Emerging Technologies Summit Presentation

Gary Marks of iP Solu­tions was invited to speak at the Emerg­ing Tech­nolo­gies Sum­mit in Pasadena, CA on Octo­ber 15th, 2012.  He pre­sented “Oppor­tu­ni­ties for Demand Response in Cal­i­for­nia Agri­cul­tural Irri­ga­tion” to the ses­sion titled “The Untapped Resource, Demand Response for the Indus­trial and Agri­cul­tural Mar­kets”.

The Power-point Presentation

Down­load (PPTX, 1.24MB)


Invitation to Join DRRC Industrial Controls Experts Group

Gary Marks of iP Solu­tions cor­po­ra­tion has been invited to join the Demand Response Research Cen­ter (DRRC) Indus­trial Con­trols Experts Group.  On Feb­ru­ary 10th, 2011 the group met to con­sult on a study, “Assess­ing the Con­trol Sys­tems Capac­ity for Demand Response in Cal­i­for­nia Indus­tries”.

Link to Final Report at the DRRC

Precision Irrigation

iP Solu­tions announces the pub­li­ca­tion of  “Pre­ci­sion Irri­ga­tion: A Method to Save Water and Energy While Increas­ing Crop Yield, a Tar­geted Approach for Cal­i­for­nia Agri­cul­ture” by Gary Marks.

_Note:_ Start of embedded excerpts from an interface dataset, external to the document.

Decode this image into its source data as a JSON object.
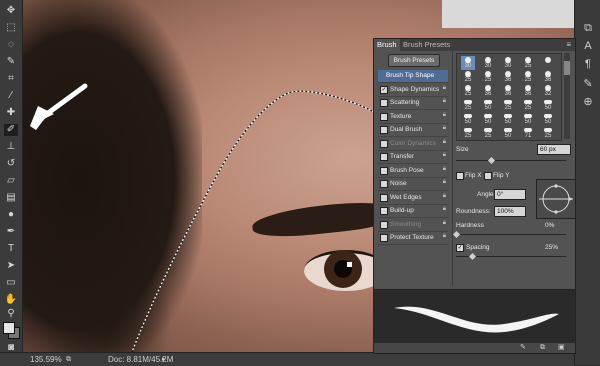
{
  "status": {
    "zoom": "135.59%",
    "doc": "Doc: 8.81M/45.2M"
  },
  "panel": {
    "tabs": [
      "Brush",
      "Brush Presets"
    ],
    "presets_button": "Brush Presets",
    "options": [
      {
        "label": "Brush Tip Shape",
        "checked": null,
        "locked": false,
        "dim": false,
        "tip": true
      },
      {
        "label": "Shape Dynamics",
        "checked": true,
        "locked": true,
        "dim": false
      },
      {
        "label": "Scattering",
        "checked": false,
        "locked": true,
        "dim": false
      },
      {
        "label": "Texture",
        "checked": false,
        "locked": true,
        "dim": false
      },
      {
        "label": "Dual Brush",
        "checked": false,
        "locked": true,
        "dim": false
      },
      {
        "label": "Color Dynamics",
        "checked": false,
        "locked": true,
        "dim": true
      },
      {
        "label": "Transfer",
        "checked": false,
        "locked": true,
        "dim": false
      },
      {
        "label": "Brush Pose",
        "checked": false,
        "locked": true,
        "dim": false
      },
      {
        "label": "Noise",
        "checked": false,
        "locked": true,
        "dim": false
      },
      {
        "label": "Wet Edges",
        "checked": false,
        "locked": true,
        "dim": false
      },
      {
        "label": "Build-up",
        "checked": false,
        "locked": true,
        "dim": false
      },
      {
        "label": "Smoothing",
        "checked": false,
        "locked": true,
        "dim": true
      },
      {
        "label": "Protect Texture",
        "checked": false,
        "locked": true,
        "dim": false
      }
    ],
    "brush_sizes": [
      [
        "30",
        "30",
        "30",
        "25",
        ""
      ],
      [
        "25",
        "25",
        "36",
        "25",
        "36"
      ],
      [
        "25",
        "36",
        "36",
        "36",
        "32"
      ],
      [
        "25",
        "50",
        "25",
        "25",
        "50"
      ],
      [
        "50",
        "50",
        "50",
        "50",
        "50"
      ],
      [
        "25",
        "25",
        "50",
        "71",
        "25"
      ]
    ],
    "size_label": "Size",
    "size_value": "60 px",
    "flip_x": "Flip X",
    "flip_y": "Flip Y",
    "angle_label": "Angle:",
    "angle_value": "0°",
    "roundness_label": "Roundness:",
    "roundness_value": "100%",
    "hardness_label": "Hardness",
    "hardness_value": "0%",
    "spacing_label": "Spacing",
    "spacing_value": "25%"
  },
  "colors": {
    "foreground": "#e4e4e4",
    "background": "#777777",
    "selected_option": "#4f6d94"
  }
}
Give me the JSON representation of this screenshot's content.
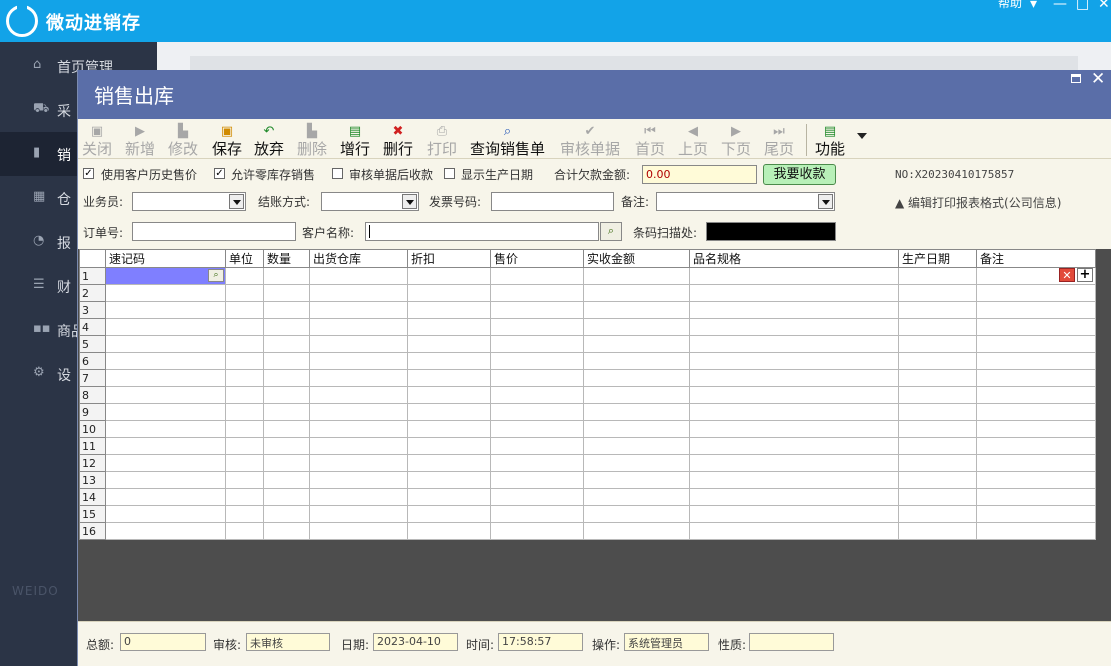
{
  "app": {
    "title": "微动进销存",
    "help": "帮助"
  },
  "sidebar": {
    "items": [
      {
        "icon": "home-icon",
        "label": "首页管理"
      },
      {
        "icon": "cart-icon",
        "label": "采"
      },
      {
        "icon": "sales-icon",
        "label": "销"
      },
      {
        "icon": "warehouse-icon",
        "label": "仓"
      },
      {
        "icon": "chart-icon",
        "label": "报"
      },
      {
        "icon": "finance-icon",
        "label": "财"
      },
      {
        "icon": "grid-icon",
        "label": "商品"
      },
      {
        "icon": "gear-icon",
        "label": "设"
      }
    ],
    "watermark": "WEIDO"
  },
  "dialog": {
    "title": "销售出库",
    "toolbar": [
      {
        "icon": "close-doc-icon",
        "label": "关闭",
        "enabled": false
      },
      {
        "icon": "new-icon",
        "label": "新增",
        "enabled": false
      },
      {
        "icon": "edit-icon",
        "label": "修改",
        "enabled": false
      },
      {
        "icon": "save-icon",
        "label": "保存",
        "enabled": true
      },
      {
        "icon": "undo-icon",
        "label": "放弃",
        "enabled": true
      },
      {
        "icon": "delete-icon",
        "label": "删除",
        "enabled": false
      },
      {
        "icon": "add-row-icon",
        "label": "增行",
        "enabled": true
      },
      {
        "icon": "delete-row-icon",
        "label": "删行",
        "enabled": true
      },
      {
        "icon": "print-icon",
        "label": "打印",
        "enabled": false
      },
      {
        "icon": "search-icon",
        "label": "查询销售单",
        "enabled": true
      },
      {
        "icon": "check-icon",
        "label": "审核单据",
        "enabled": false
      },
      {
        "icon": "first-page-icon",
        "label": "首页",
        "enabled": false
      },
      {
        "icon": "prev-page-icon",
        "label": "上页",
        "enabled": false
      },
      {
        "icon": "next-page-icon",
        "label": "下页",
        "enabled": false
      },
      {
        "icon": "last-page-icon",
        "label": "尾页",
        "enabled": false
      },
      {
        "icon": "function-icon",
        "label": "功能",
        "enabled": true
      }
    ],
    "options": {
      "use_history_price": "使用客户历史售价",
      "allow_zero_stock": "允许零库存销售",
      "audit_then_receive": "审核单据后收款",
      "show_production_date": "显示生产日期",
      "total_debt_label": "合计欠款金额:",
      "total_debt_value": "0.00",
      "pay_button": "我要收款",
      "order_no": "NO:X20230410175857"
    },
    "form": {
      "salesman_label": "业务员:",
      "settle_label": "结账方式:",
      "invoice_label": "发票号码:",
      "remark_label": "备注:",
      "edit_print_format": "编辑打印报表格式(公司信息)",
      "order_label": "订单号:",
      "customer_label": "客户名称:",
      "barcode_label": "条码扫描处:"
    },
    "grid": {
      "columns": [
        "速记码",
        "单位",
        "数量",
        "出货仓库",
        "折扣",
        "售价",
        "实收金额",
        "品名规格",
        "生产日期",
        "备注"
      ],
      "rows": [
        "1",
        "2",
        "3",
        "4",
        "5",
        "6",
        "7",
        "8",
        "9",
        "10",
        "11",
        "12",
        "13",
        "14",
        "15",
        "16"
      ]
    },
    "status": {
      "total_label": "总额:",
      "total_value": "0",
      "audit_label": "审核:",
      "audit_value": "未审核",
      "date_label": "日期:",
      "date_value": "2023-04-10",
      "time_label": "时间:",
      "time_value": "17:58:57",
      "operator_label": "操作:",
      "operator_value": "系统管理员",
      "nature_label": "性质:",
      "nature_value": ""
    }
  }
}
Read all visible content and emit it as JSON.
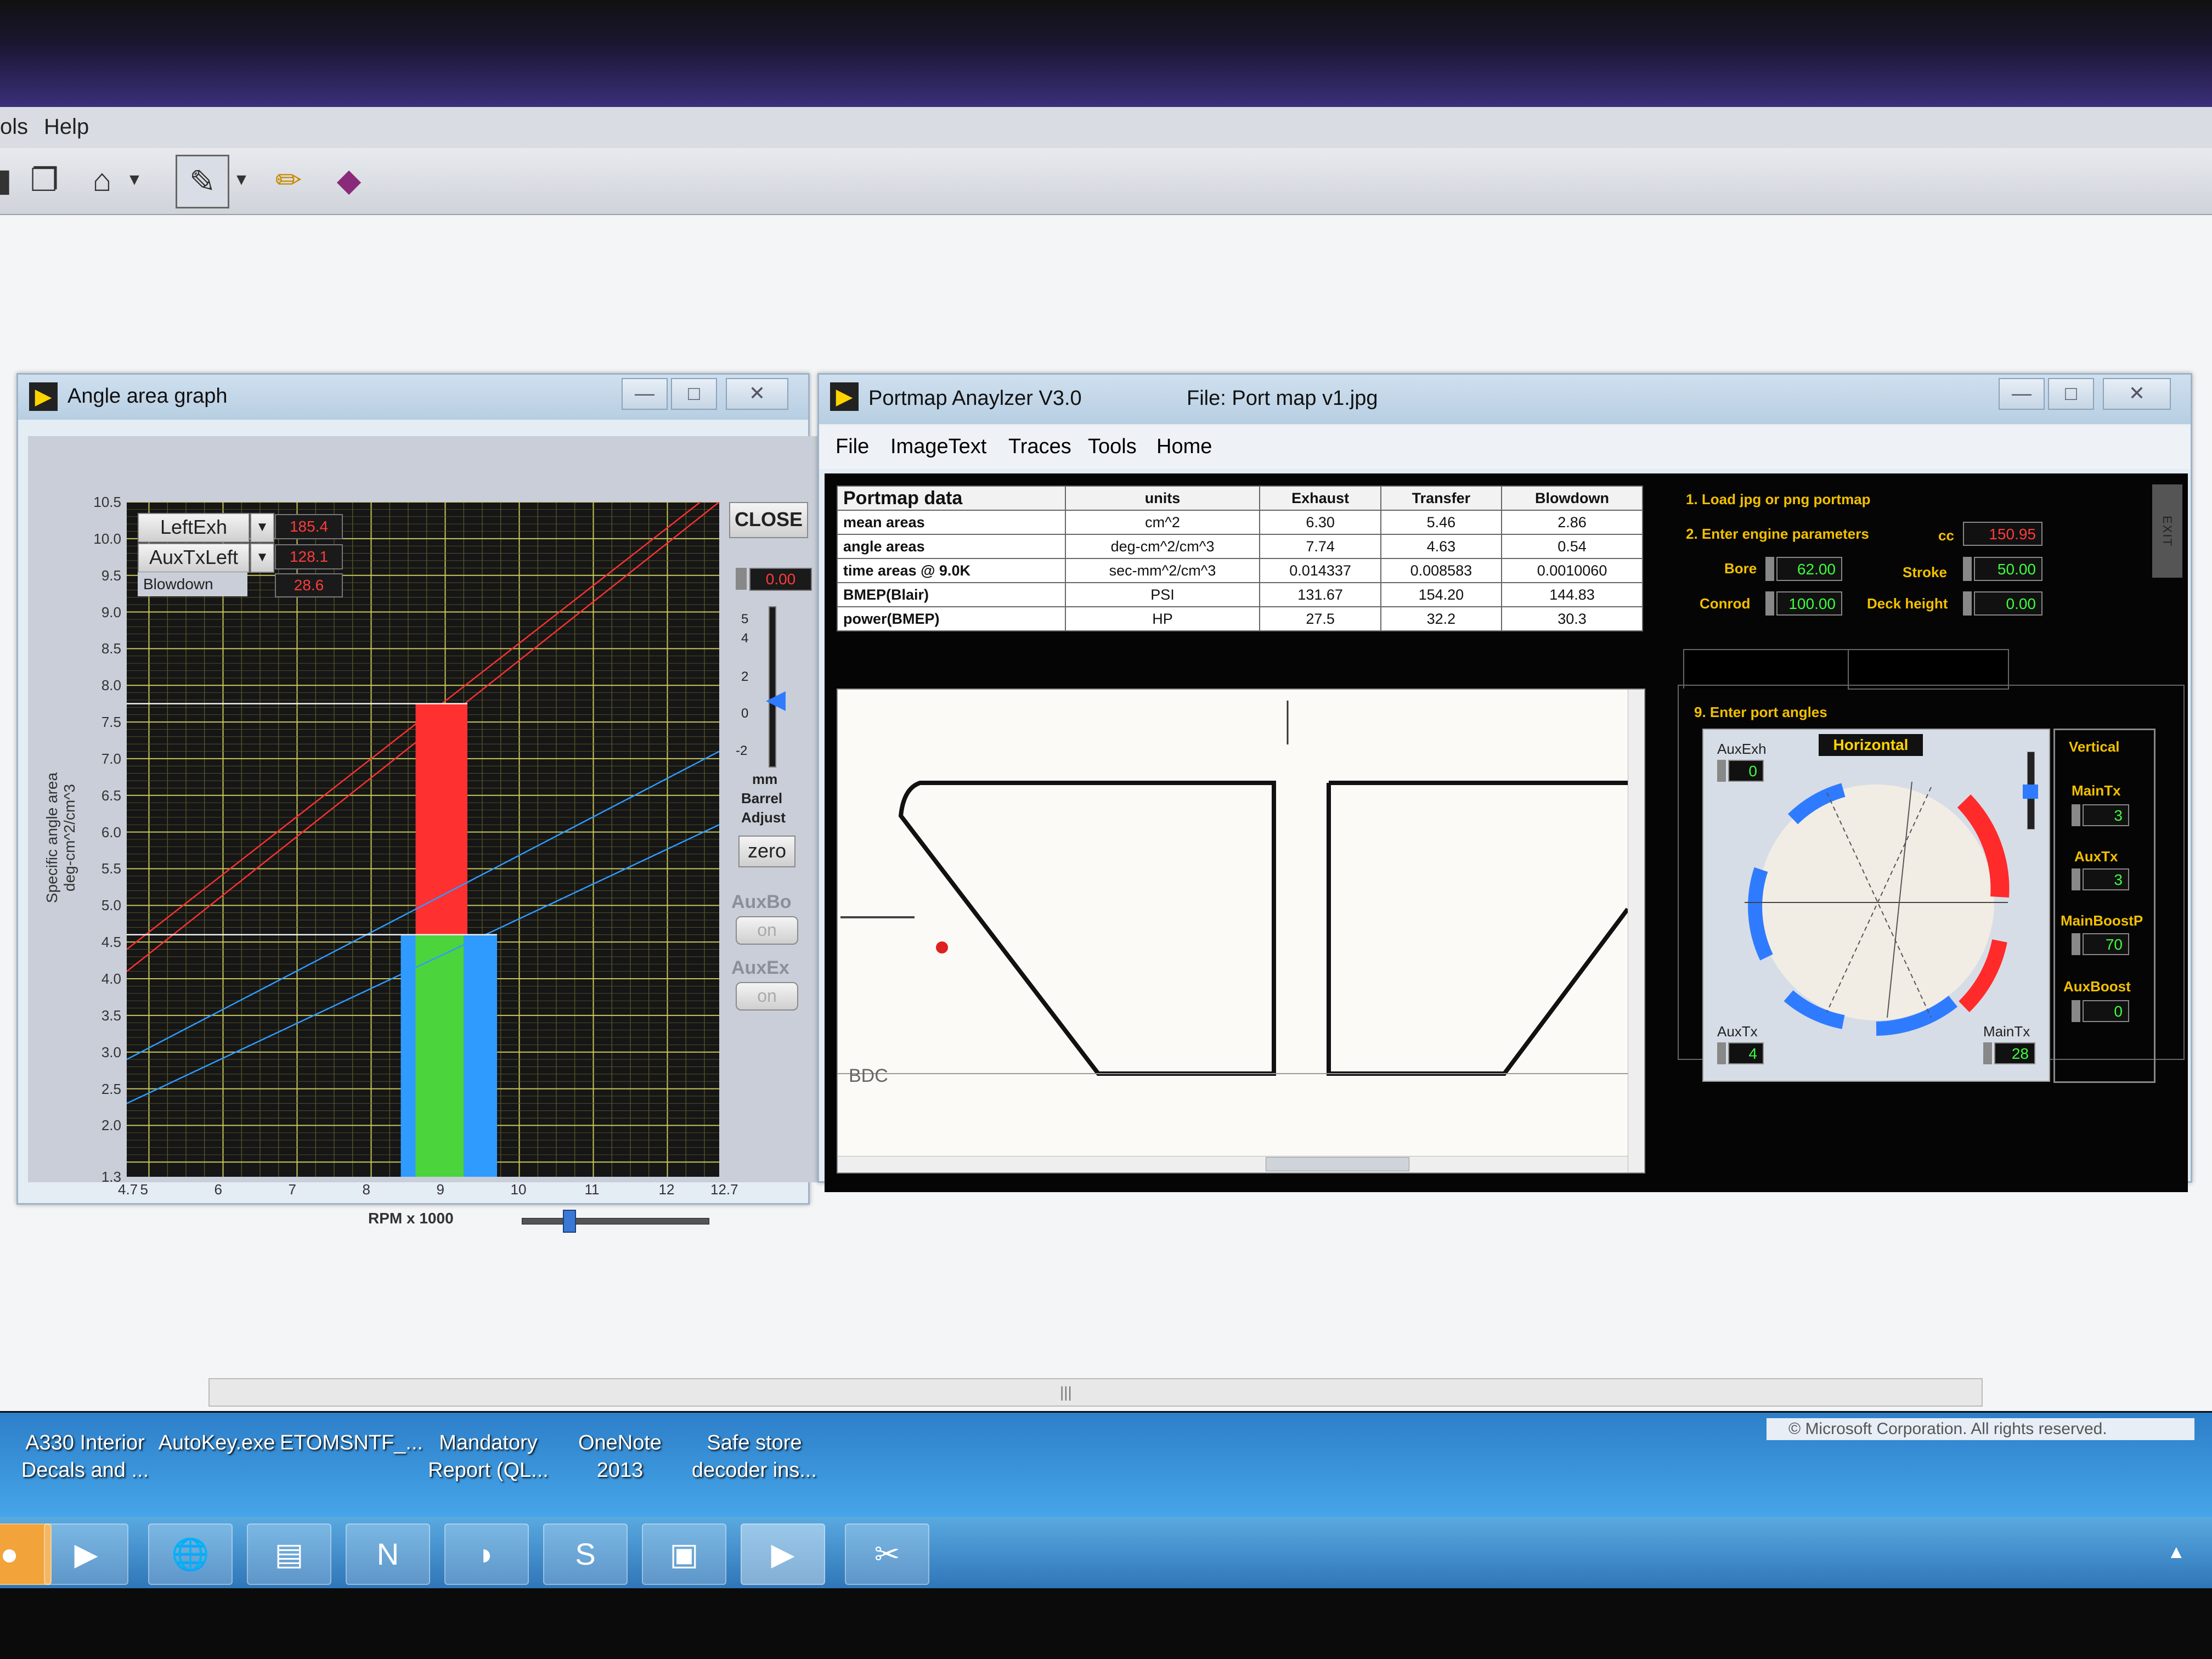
{
  "menubar": {
    "items": [
      "ols",
      "Help"
    ]
  },
  "toolbar": {
    "icons": [
      "paste-icon",
      "copy-icon",
      "scan-icon",
      "dropdown-arrow-icon",
      "pen-icon",
      "pen-dropdown-icon",
      "pencil-icon",
      "eraser-icon"
    ]
  },
  "angle_window": {
    "title": "Angle area graph",
    "close_label": "CLOSE",
    "legend": [
      {
        "label": "LeftExh",
        "value": "185.4"
      },
      {
        "label": "AuxTxLeft",
        "value": "128.1"
      },
      {
        "label": "Blowdown",
        "value": "28.6"
      }
    ],
    "barrel": {
      "value": "0.00",
      "ticks": [
        "5",
        "4",
        "2",
        "0",
        "-2"
      ],
      "caption1": "mm",
      "caption2": "Barrel",
      "caption3": "Adjust",
      "zero_label": "zero"
    },
    "aux_bo": {
      "label": "AuxBo",
      "state": "on"
    },
    "aux_ex": {
      "label": "AuxEx",
      "state": "on"
    },
    "colors": {
      "exhaust": "#ff3030",
      "transfer": "#2f9bff",
      "blowdown": "#4cd43c"
    }
  },
  "chart_data": {
    "type": "bar",
    "ylabel": "Specific angle area deg-cm^2/cm^3",
    "xlabel": "RPM x 1000",
    "xlim": [
      4.7,
      12.7
    ],
    "ylim": [
      1.3,
      10.5
    ],
    "x_ticks": [
      "4.7",
      "5",
      "6",
      "7",
      "8",
      "9",
      "10",
      "11",
      "12",
      "12.7"
    ],
    "y_ticks": [
      "10.5",
      "10.0",
      "9.5",
      "9.0",
      "8.5",
      "8.0",
      "7.5",
      "7.0",
      "6.5",
      "6.0",
      "5.5",
      "5.0",
      "4.5",
      "4.0",
      "3.5",
      "3.0",
      "2.5",
      "2.0",
      "1.3"
    ],
    "bars": [
      {
        "name": "transfer",
        "x0": 8.4,
        "x1": 8.85,
        "y0": 1.3,
        "y1": 4.6
      },
      {
        "name": "blowdown",
        "x0": 8.6,
        "x1": 9.25,
        "y0": 1.3,
        "y1": 4.6
      },
      {
        "name": "transfer",
        "x0": 9.25,
        "x1": 9.7,
        "y0": 1.3,
        "y1": 4.6
      },
      {
        "name": "exhaust",
        "x0": 8.6,
        "x1": 9.3,
        "y0": 4.6,
        "y1": 7.75
      }
    ],
    "lines": [
      {
        "name": "exhaust",
        "points": [
          [
            4.7,
            4.1
          ],
          [
            12.7,
            10.5
          ]
        ]
      },
      {
        "name": "exhaust",
        "points": [
          [
            4.7,
            4.4
          ],
          [
            12.7,
            10.7
          ]
        ]
      },
      {
        "name": "transfer",
        "points": [
          [
            4.7,
            2.3
          ],
          [
            12.7,
            6.1
          ]
        ]
      },
      {
        "name": "transfer",
        "points": [
          [
            4.7,
            2.9
          ],
          [
            12.7,
            7.1
          ]
        ]
      },
      {
        "name": "reference",
        "points": [
          [
            4.7,
            7.75
          ],
          [
            9.3,
            7.75
          ]
        ]
      },
      {
        "name": "reference",
        "points": [
          [
            4.7,
            4.6
          ],
          [
            9.7,
            4.6
          ]
        ]
      }
    ]
  },
  "portmap_window": {
    "title": "Portmap Anaylzer V3.0",
    "file_label": "File: Port map v1.jpg",
    "menu": [
      "File",
      "ImageText",
      "Traces",
      "Tools",
      "Home"
    ],
    "table": {
      "headers": [
        "Portmap data",
        "units",
        "Exhaust",
        "Transfer",
        "Blowdown"
      ],
      "rows": [
        [
          "mean areas",
          "cm^2",
          "6.30",
          "5.46",
          "2.86"
        ],
        [
          "angle areas",
          "deg-cm^2/cm^3",
          "7.74",
          "4.63",
          "0.54"
        ],
        [
          "time areas @ 9.0K",
          "sec-mm^2/cm^3",
          "0.014337",
          "0.008583",
          "0.0010060"
        ],
        [
          "BMEP(Blair)",
          "PSI",
          "131.67",
          "154.20",
          "144.83"
        ],
        [
          "power(BMEP)",
          "HP",
          "27.5",
          "32.2",
          "30.3"
        ]
      ]
    },
    "image_label": "BDC",
    "steps": {
      "step1": "1. Load jpg or png portmap",
      "step2": "2. Enter engine parameters",
      "step9": "9. Enter port angles"
    },
    "params": {
      "cc_label": "cc",
      "cc": "150.95",
      "bore_label": "Bore",
      "bore": "62.00",
      "stroke_label": "Stroke",
      "stroke": "50.00",
      "conrod_label": "Conrod",
      "conrod": "100.00",
      "deck_label": "Deck height",
      "deck": "0.00"
    },
    "exit_label": "EXIT",
    "angles": {
      "horizontal_label": "Horizontal",
      "vertical_label": "Vertical",
      "auxexh_label": "AuxExh",
      "auxexh": "0",
      "auxtx_label": "AuxTx",
      "auxtx": "4",
      "maintx_label": "MainTx",
      "maintx": "28",
      "v_maintx_label": "MainTx",
      "v_maintx": "3",
      "v_auxtx_label": "AuxTx",
      "v_auxtx": "3",
      "v_mainboost_label": "MainBoostP",
      "v_mainboost": "70",
      "v_auxboost_label": "AuxBoost",
      "v_auxboost": "0"
    }
  },
  "desktop": {
    "icons": [
      {
        "line1": "A330 Interior",
        "line2": "Decals and ..."
      },
      {
        "line1": "AutoKey.exe",
        "line2": ""
      },
      {
        "line1": "ETOMSNTF_...",
        "line2": ""
      },
      {
        "line1": "Mandatory",
        "line2": "Report (QL..."
      },
      {
        "line1": "OneNote",
        "line2": "2013"
      },
      {
        "line1": "Safe store",
        "line2": "decoder ins..."
      }
    ],
    "copyright": "© Microsoft Corporation. All rights reserved."
  },
  "taskbar": {
    "items": [
      "media-player-icon",
      "network-icon",
      "file-explorer-icon",
      "onenote-icon",
      "app-icon",
      "skype-icon",
      "window-icon",
      "labview-icon",
      "snipping-tool-icon"
    ],
    "tray_arrow": "▲"
  }
}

Crop irri­ga­tion require­ments vary in time with weather and soil con­di­tions. Pre­ci­sion
irri­ga­tion pro­vides a means for eval­u­at­ing a crop’s water require­ments and a means for
apply­ing the right amount at the right time. Often in the lit­er­a­ture, pre­ci­sion irri­ga­tion is referred to as irri­ga­tion sched­ul­ing: That is sched­ul­ing based on envi­ron­men­tal data, whether that data comes from local field sen­sors or from more global sources such as regional mete­o­ro­log­i­cal information.

Apply­ing pre­ci­sion irri­ga­tion prac­tices offers sig­nif­i­cant poten­tial for sav­ing water,
energy, and money. Fur­ther, it has the poten­tial to increases crop yield. There is an
addi­tional pos­i­tive envi­ron­men­tal impact from pre­ci­sion irri­ga­tion in that farm runoff, a major source of water pol­lu­tion, can be reduced.

While pre­ci­sion irri­ga­tion has value for all types of irri­ga­tion in any region of the world, this paper focuses on the irri­ga­tion of Cal­i­for­nia agri­cul­ture, which uses nearly 80% of the state’s water and more than ten bil­lion Kilo­watt hours of elec­tric­ity annu­ally. That is enough elec­tric­ity to power one mil­lion typ­i­cal Amer­i­can house­holds each year. The approx­i­mate power plant capac­ity required to power Cal­i­for­nia irri­ga­tion through the months of May through Octo­ber is 2500 MW, which is equiv­a­lent to 250 Min-Nuke power plants run­ning at an aver­age of 10MW each. The car­bon foot­print asso­ci­ated
with the power is approx­i­mately six mil­lion met­ric tons of CO2 per year.

See full paper…